▶ [Aim of the task] In duplicating the lines below, keep every word unchanged and drop the pictures.

-- Opening Marker --

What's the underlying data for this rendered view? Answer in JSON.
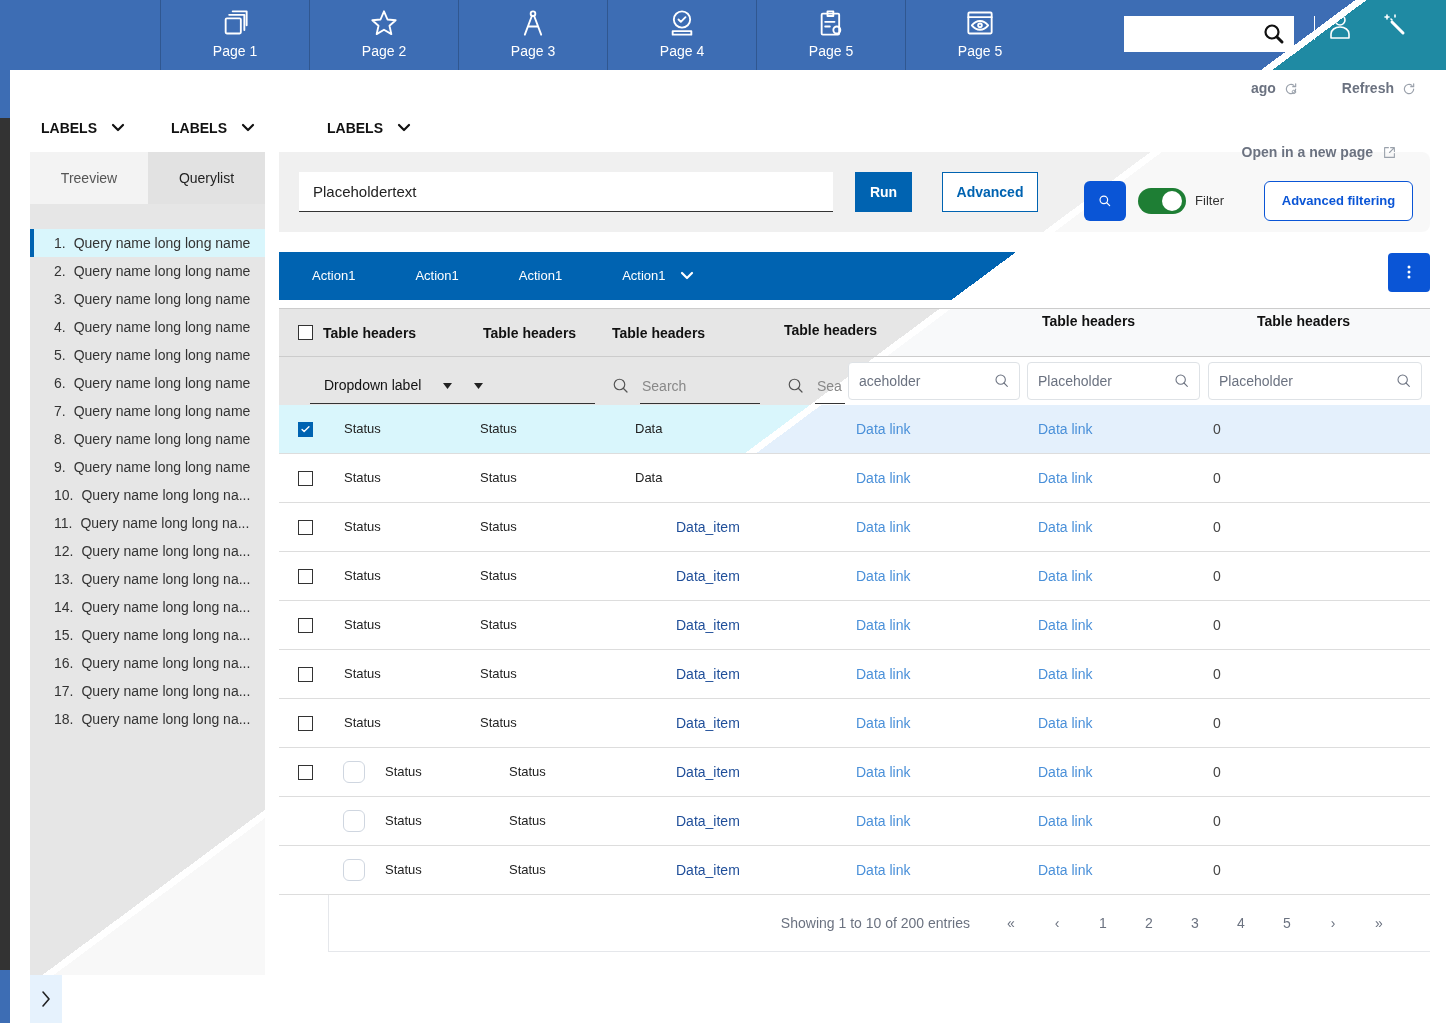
{
  "top_nav": {
    "items": [
      "Page 1",
      "Page 2",
      "Page 3",
      "Page 4",
      "Page 5",
      "Page 5"
    ]
  },
  "header_dropdowns": [
    "LABELS",
    "LABELS",
    "LABELS"
  ],
  "status_links": [
    "ago",
    "Refresh"
  ],
  "sidebar": {
    "tabs": [
      {
        "label": "Treeview",
        "selected": false
      },
      {
        "label": "Querylist",
        "selected": true
      }
    ],
    "items": [
      {
        "number": "1.",
        "label": "Query name long long name",
        "selected": true
      },
      {
        "number": "2.",
        "label": "Query name long long name",
        "selected": false
      },
      {
        "number": "3.",
        "label": "Query name long long name",
        "selected": false
      },
      {
        "number": "4.",
        "label": "Query name long long name",
        "selected": false
      },
      {
        "number": "5.",
        "label": "Query name long long name",
        "selected": false
      },
      {
        "number": "6.",
        "label": "Query name long long name",
        "selected": false
      },
      {
        "number": "7.",
        "label": "Query name long long name",
        "selected": false
      },
      {
        "number": "8.",
        "label": "Query name long long name",
        "selected": false
      },
      {
        "number": "9.",
        "label": "Query name long long name",
        "selected": false
      },
      {
        "number": "10.",
        "label": "Query name long long na...",
        "selected": false
      },
      {
        "number": "11.",
        "label": "Query name long long na...",
        "selected": false
      },
      {
        "number": "12.",
        "label": "Query name long long na...",
        "selected": false
      },
      {
        "number": "13.",
        "label": "Query name long long na...",
        "selected": false
      },
      {
        "number": "14.",
        "label": "Query name long long na...",
        "selected": false
      },
      {
        "number": "15.",
        "label": "Query name long long na...",
        "selected": false
      },
      {
        "number": "16.",
        "label": "Query name long long na...",
        "selected": false
      },
      {
        "number": "17.",
        "label": "Query name long long na...",
        "selected": false
      },
      {
        "number": "18.",
        "label": "Query name long long na...",
        "selected": false
      }
    ]
  },
  "query_bar": {
    "value": "Placeholdertext",
    "buttons": [
      "Run",
      "Advanced"
    ],
    "open_link": "Open in a new page",
    "filter": {
      "label": "Filter",
      "on": true
    },
    "advanced_filtering": "Advanced filtering"
  },
  "action_bar": {
    "actions": [
      "Action1",
      "Action1",
      "Action1",
      "Action1"
    ]
  },
  "table": {
    "header_checked": false,
    "columns": [
      "Table headers",
      "Table headers",
      "Table headers",
      "Table headers",
      "Table headers",
      "Table headers"
    ],
    "filters": [
      {
        "kind": "dropdown",
        "label": "Dropdown label"
      },
      {
        "kind": "dropdown"
      },
      {
        "kind": "search",
        "placeholder": "Search"
      },
      {
        "kind": "search",
        "placeholder": "Sea"
      },
      {
        "kind": "field",
        "placeholder": "aceholder"
      },
      {
        "kind": "field",
        "placeholder": "Placeholder"
      },
      {
        "kind": "field",
        "placeholder": "Placeholder"
      }
    ],
    "rows": [
      {
        "kind": "old",
        "selected": true,
        "checked": true,
        "status_1": "Status",
        "status_2": "Status",
        "data": {
          "kind": "text",
          "text": "Data"
        },
        "link_1": "Data link",
        "link_2": "Data link",
        "count": "0"
      },
      {
        "kind": "old",
        "selected": false,
        "checked": false,
        "status_1": "Status",
        "status_2": "Status",
        "data": {
          "kind": "text",
          "text": "Data"
        },
        "link_1": "Data link",
        "link_2": "Data link",
        "count": "0"
      },
      {
        "kind": "old",
        "selected": false,
        "checked": false,
        "status_1": "Status",
        "status_2": "Status",
        "data": {
          "kind": "link",
          "text": "Data_item"
        },
        "link_1": "Data link",
        "link_2": "Data link",
        "count": "0"
      },
      {
        "kind": "old",
        "selected": false,
        "checked": false,
        "status_1": "Status",
        "status_2": "Status",
        "data": {
          "kind": "link",
          "text": "Data_item"
        },
        "link_1": "Data link",
        "link_2": "Data link",
        "count": "0"
      },
      {
        "kind": "old",
        "selected": false,
        "checked": false,
        "status_1": "Status",
        "status_2": "Status",
        "data": {
          "kind": "link",
          "text": "Data_item"
        },
        "link_1": "Data link",
        "link_2": "Data link",
        "count": "0"
      },
      {
        "kind": "old",
        "selected": false,
        "checked": false,
        "status_1": "Status",
        "status_2": "Status",
        "data": {
          "kind": "link",
          "text": "Data_item"
        },
        "link_1": "Data link",
        "link_2": "Data link",
        "count": "0"
      },
      {
        "kind": "old",
        "selected": false,
        "checked": false,
        "status_1": "Status",
        "status_2": "Status",
        "data": {
          "kind": "link",
          "text": "Data_item"
        },
        "link_1": "Data link",
        "link_2": "Data link",
        "count": "0"
      },
      {
        "kind": "mixed",
        "selected": false,
        "checked": false,
        "status_1": "Status",
        "status_2": "Status",
        "data": {
          "kind": "link",
          "text": "Data_item"
        },
        "link_1": "Data link",
        "link_2": "Data link",
        "count": "0"
      },
      {
        "kind": "new",
        "selected": false,
        "checked": false,
        "status_1": "Status",
        "status_2": "Status",
        "data": {
          "kind": "link",
          "text": "Data_item"
        },
        "link_1": "Data link",
        "link_2": "Data link",
        "count": "0"
      },
      {
        "kind": "new",
        "selected": false,
        "checked": false,
        "status_1": "Status",
        "status_2": "Status",
        "data": {
          "kind": "link",
          "text": "Data_item"
        },
        "link_1": "Data link",
        "link_2": "Data link",
        "count": "0"
      }
    ]
  },
  "pagination": {
    "summary": "Showing 1 to 10 of 200 entries",
    "pages": [
      "«",
      "‹",
      "1",
      "2",
      "3",
      "4",
      "5",
      "›",
      "»"
    ]
  }
}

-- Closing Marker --

▶ [Exercise response]
What's the underlying data for this rendered view? Answer in JSON.
{
  "top_nav": {
    "items": [
      "Page 1",
      "Page 2",
      "Page 3",
      "Page 4",
      "Page 5",
      "Page 5"
    ]
  },
  "header_dropdowns": [
    "LABELS",
    "LABELS",
    "LABELS"
  ],
  "status_links": [
    "ago",
    "Refresh"
  ],
  "sidebar": {
    "tabs": [
      {
        "label": "Treeview",
        "selected": false
      },
      {
        "label": "Querylist",
        "selected": true
      }
    ],
    "items": [
      {
        "number": "1.",
        "label": "Query name long long name",
        "selected": true
      },
      {
        "number": "2.",
        "label": "Query name long long name",
        "selected": false
      },
      {
        "number": "3.",
        "label": "Query name long long name",
        "selected": false
      },
      {
        "number": "4.",
        "label": "Query name long long name",
        "selected": false
      },
      {
        "number": "5.",
        "label": "Query name long long name",
        "selected": false
      },
      {
        "number": "6.",
        "label": "Query name long long name",
        "selected": false
      },
      {
        "number": "7.",
        "label": "Query name long long name",
        "selected": false
      },
      {
        "number": "8.",
        "label": "Query name long long name",
        "selected": false
      },
      {
        "number": "9.",
        "label": "Query name long long name",
        "selected": false
      },
      {
        "number": "10.",
        "label": "Query name long long na...",
        "selected": false
      },
      {
        "number": "11.",
        "label": "Query name long long na...",
        "selected": false
      },
      {
        "number": "12.",
        "label": "Query name long long na...",
        "selected": false
      },
      {
        "number": "13.",
        "label": "Query name long long na...",
        "selected": false
      },
      {
        "number": "14.",
        "label": "Query name long long na...",
        "selected": false
      },
      {
        "number": "15.",
        "label": "Query name long long na...",
        "selected": false
      },
      {
        "number": "16.",
        "label": "Query name long long na...",
        "selected": false
      },
      {
        "number": "17.",
        "label": "Query name long long na...",
        "selected": false
      },
      {
        "number": "18.",
        "label": "Query name long long na...",
        "selected": false
      }
    ]
  },
  "query_bar": {
    "value": "Placeholdertext",
    "buttons": [
      "Run",
      "Advanced"
    ],
    "open_link": "Open in a new page",
    "filter": {
      "label": "Filter",
      "on": true
    },
    "advanced_filtering": "Advanced filtering"
  },
  "action_bar": {
    "actions": [
      "Action1",
      "Action1",
      "Action1",
      "Action1"
    ]
  },
  "table": {
    "header_checked": false,
    "columns": [
      "Table headers",
      "Table headers",
      "Table headers",
      "Table headers",
      "Table headers",
      "Table headers"
    ],
    "filters": [
      {
        "kind": "dropdown",
        "label": "Dropdown label"
      },
      {
        "kind": "dropdown"
      },
      {
        "kind": "search",
        "placeholder": "Search"
      },
      {
        "kind": "search",
        "placeholder": "Sea"
      },
      {
        "kind": "field",
        "placeholder": "aceholder"
      },
      {
        "kind": "field",
        "placeholder": "Placeholder"
      },
      {
        "kind": "field",
        "placeholder": "Placeholder"
      }
    ],
    "rows": [
      {
        "kind": "old",
        "selected": true,
        "checked": true,
        "status_1": "Status",
        "status_2": "Status",
        "data": {
          "kind": "text",
          "text": "Data"
        },
        "link_1": "Data link",
        "link_2": "Data link",
        "count": "0"
      },
      {
        "kind": "old",
        "selected": false,
        "checked": false,
        "status_1": "Status",
        "status_2": "Status",
        "data": {
          "kind": "text",
          "text": "Data"
        },
        "link_1": "Data link",
        "link_2": "Data link",
        "count": "0"
      },
      {
        "kind": "old",
        "selected": false,
        "checked": false,
        "status_1": "Status",
        "status_2": "Status",
        "data": {
          "kind": "link",
          "text": "Data_item"
        },
        "link_1": "Data link",
        "link_2": "Data link",
        "count": "0"
      },
      {
        "kind": "old",
        "selected": false,
        "checked": false,
        "status_1": "Status",
        "status_2": "Status",
        "data": {
          "kind": "link",
          "text": "Data_item"
        },
        "link_1": "Data link",
        "link_2": "Data link",
        "count": "0"
      },
      {
        "kind": "old",
        "selected": false,
        "checked": false,
        "status_1": "Status",
        "status_2": "Status",
        "data": {
          "kind": "link",
          "text": "Data_item"
        },
        "link_1": "Data link",
        "link_2": "Data link",
        "count": "0"
      },
      {
        "kind": "old",
        "selected": false,
        "checked": false,
        "status_1": "Status",
        "status_2": "Status",
        "data": {
          "kind": "link",
          "text": "Data_item"
        },
        "link_1": "Data link",
        "link_2": "Data link",
        "count": "0"
      },
      {
        "kind": "old",
        "selected": false,
        "checked": false,
        "status_1": "Status",
        "status_2": "Status",
        "data": {
          "kind": "link",
          "text": "Data_item"
        },
        "link_1": "Data link",
        "link_2": "Data link",
        "count": "0"
      },
      {
        "kind": "mixed",
        "selected": false,
        "checked": false,
        "status_1": "Status",
        "status_2": "Status",
        "data": {
          "kind": "link",
          "text": "Data_item"
        },
        "link_1": "Data link",
        "link_2": "Data link",
        "count": "0"
      },
      {
        "kind": "new",
        "selected": false,
        "checked": false,
        "status_1": "Status",
        "status_2": "Status",
        "data": {
          "kind": "link",
          "text": "Data_item"
        },
        "link_1": "Data link",
        "link_2": "Data link",
        "count": "0"
      },
      {
        "kind": "new",
        "selected": false,
        "checked": false,
        "status_1": "Status",
        "status_2": "Status",
        "data": {
          "kind": "link",
          "text": "Data_item"
        },
        "link_1": "Data link",
        "link_2": "Data link",
        "count": "0"
      }
    ]
  },
  "pagination": {
    "summary": "Showing 1 to 10 of 200 entries",
    "pages": [
      "«",
      "‹",
      "1",
      "2",
      "3",
      "4",
      "5",
      "›",
      "»"
    ]
  }
}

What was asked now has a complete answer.